Problem
When a line in the entries contains the word "theobecker", copy that line in full.
Start of Working data
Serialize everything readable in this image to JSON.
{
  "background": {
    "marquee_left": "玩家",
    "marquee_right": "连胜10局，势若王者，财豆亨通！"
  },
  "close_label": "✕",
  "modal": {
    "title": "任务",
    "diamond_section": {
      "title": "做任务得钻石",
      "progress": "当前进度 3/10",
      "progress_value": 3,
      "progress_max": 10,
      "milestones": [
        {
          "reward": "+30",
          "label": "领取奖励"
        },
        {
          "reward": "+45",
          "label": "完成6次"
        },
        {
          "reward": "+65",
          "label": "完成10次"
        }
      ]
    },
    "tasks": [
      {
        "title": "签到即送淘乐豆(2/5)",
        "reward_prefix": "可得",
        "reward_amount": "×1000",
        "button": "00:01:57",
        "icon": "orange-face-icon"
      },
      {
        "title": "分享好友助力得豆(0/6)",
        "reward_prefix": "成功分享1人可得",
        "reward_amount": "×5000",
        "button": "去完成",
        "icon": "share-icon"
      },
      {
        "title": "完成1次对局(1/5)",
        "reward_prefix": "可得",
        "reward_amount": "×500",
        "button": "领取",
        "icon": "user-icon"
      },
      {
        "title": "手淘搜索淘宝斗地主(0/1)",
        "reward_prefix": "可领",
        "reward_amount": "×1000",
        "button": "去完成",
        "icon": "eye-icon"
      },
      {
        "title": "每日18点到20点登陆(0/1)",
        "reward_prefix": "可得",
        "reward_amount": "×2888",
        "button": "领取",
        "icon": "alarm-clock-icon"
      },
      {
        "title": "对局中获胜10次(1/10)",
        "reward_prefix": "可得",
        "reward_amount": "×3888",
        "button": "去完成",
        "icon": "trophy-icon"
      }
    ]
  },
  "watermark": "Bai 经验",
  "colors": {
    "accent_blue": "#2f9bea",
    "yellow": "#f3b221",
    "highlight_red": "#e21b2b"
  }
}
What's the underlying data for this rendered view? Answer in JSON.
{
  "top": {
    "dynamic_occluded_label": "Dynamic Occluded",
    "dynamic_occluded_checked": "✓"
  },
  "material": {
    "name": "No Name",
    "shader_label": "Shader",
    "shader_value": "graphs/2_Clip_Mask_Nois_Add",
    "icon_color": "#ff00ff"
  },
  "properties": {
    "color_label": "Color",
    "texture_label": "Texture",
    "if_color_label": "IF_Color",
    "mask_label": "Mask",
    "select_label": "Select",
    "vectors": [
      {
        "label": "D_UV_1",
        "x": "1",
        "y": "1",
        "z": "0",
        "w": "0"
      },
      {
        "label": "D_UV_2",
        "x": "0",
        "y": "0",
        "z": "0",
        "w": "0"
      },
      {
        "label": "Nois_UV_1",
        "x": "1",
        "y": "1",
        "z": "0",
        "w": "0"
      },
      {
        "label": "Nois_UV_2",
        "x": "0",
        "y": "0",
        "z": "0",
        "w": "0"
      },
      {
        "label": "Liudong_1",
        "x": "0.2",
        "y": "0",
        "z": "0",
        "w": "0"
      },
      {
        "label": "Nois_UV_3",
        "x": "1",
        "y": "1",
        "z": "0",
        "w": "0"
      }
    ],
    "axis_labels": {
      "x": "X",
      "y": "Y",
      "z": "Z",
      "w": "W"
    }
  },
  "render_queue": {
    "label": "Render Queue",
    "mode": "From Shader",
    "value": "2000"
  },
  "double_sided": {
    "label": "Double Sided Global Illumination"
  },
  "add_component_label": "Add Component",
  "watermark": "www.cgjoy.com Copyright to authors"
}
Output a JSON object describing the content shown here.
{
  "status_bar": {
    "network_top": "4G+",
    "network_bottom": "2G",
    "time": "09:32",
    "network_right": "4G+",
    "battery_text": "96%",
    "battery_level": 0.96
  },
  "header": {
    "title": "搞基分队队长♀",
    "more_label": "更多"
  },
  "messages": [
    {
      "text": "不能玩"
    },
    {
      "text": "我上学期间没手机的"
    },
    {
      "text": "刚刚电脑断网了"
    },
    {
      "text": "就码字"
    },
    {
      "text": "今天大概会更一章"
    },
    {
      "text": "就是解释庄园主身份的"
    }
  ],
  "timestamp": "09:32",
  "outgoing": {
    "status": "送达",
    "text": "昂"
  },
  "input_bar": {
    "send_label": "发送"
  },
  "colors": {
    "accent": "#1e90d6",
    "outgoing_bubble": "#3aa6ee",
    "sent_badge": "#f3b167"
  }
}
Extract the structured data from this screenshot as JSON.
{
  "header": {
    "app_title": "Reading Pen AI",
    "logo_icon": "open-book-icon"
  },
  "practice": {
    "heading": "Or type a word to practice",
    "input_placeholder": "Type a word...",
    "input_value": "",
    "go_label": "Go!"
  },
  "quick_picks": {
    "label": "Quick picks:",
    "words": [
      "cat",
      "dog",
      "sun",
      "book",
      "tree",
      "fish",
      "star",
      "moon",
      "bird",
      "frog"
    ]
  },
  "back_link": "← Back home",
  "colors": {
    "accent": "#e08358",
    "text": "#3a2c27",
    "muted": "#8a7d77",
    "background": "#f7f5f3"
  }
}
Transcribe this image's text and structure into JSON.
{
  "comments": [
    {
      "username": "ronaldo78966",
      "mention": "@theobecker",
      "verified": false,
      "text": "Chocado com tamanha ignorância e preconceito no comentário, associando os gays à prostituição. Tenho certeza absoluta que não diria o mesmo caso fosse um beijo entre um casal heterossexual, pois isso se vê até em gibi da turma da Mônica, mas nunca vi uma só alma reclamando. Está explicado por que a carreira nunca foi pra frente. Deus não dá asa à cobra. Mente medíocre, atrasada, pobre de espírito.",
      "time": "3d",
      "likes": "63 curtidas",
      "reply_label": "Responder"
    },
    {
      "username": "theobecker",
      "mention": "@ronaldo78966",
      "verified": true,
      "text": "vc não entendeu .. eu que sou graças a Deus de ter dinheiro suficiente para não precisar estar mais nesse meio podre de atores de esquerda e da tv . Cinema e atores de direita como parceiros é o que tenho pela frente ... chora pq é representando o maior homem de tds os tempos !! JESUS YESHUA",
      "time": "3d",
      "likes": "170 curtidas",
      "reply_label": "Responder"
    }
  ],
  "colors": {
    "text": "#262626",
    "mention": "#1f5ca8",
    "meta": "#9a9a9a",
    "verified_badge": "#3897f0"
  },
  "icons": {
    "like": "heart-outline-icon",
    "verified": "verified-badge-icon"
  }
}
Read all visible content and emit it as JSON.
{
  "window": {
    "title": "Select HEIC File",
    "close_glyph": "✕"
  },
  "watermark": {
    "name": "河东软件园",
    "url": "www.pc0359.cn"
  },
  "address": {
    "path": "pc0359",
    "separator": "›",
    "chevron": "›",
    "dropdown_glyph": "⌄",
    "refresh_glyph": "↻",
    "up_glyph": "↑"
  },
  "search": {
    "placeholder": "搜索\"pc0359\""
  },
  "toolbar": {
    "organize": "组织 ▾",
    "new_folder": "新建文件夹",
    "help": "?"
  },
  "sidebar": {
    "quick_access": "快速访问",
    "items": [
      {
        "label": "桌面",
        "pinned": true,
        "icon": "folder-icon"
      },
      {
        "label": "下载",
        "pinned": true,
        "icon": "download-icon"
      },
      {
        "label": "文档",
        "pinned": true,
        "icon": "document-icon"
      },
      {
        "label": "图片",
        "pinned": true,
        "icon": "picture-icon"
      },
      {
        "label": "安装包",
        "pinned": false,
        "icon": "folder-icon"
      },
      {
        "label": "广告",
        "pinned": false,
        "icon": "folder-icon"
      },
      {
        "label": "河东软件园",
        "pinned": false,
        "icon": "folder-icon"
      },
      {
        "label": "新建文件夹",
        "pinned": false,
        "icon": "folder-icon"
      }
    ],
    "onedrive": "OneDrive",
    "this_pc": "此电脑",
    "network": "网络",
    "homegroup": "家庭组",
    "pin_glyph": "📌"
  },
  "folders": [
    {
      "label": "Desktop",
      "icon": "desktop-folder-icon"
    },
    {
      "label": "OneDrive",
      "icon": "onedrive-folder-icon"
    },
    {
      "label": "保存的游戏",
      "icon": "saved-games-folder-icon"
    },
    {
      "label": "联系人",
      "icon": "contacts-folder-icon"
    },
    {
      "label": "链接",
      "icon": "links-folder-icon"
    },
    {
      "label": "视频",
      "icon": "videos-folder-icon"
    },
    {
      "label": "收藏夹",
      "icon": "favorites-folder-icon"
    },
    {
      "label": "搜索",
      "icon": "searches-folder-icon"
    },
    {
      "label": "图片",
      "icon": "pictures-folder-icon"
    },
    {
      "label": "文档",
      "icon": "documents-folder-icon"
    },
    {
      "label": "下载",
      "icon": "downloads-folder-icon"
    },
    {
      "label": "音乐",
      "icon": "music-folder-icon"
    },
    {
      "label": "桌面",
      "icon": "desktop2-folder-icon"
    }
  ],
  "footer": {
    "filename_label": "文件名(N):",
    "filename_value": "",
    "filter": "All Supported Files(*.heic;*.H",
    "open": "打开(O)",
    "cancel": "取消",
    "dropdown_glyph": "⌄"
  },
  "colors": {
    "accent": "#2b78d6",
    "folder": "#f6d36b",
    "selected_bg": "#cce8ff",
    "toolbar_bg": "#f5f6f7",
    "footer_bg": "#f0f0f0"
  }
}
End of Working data
Output of the task
      "mention": "@theobecker",
      "username": "theobecker",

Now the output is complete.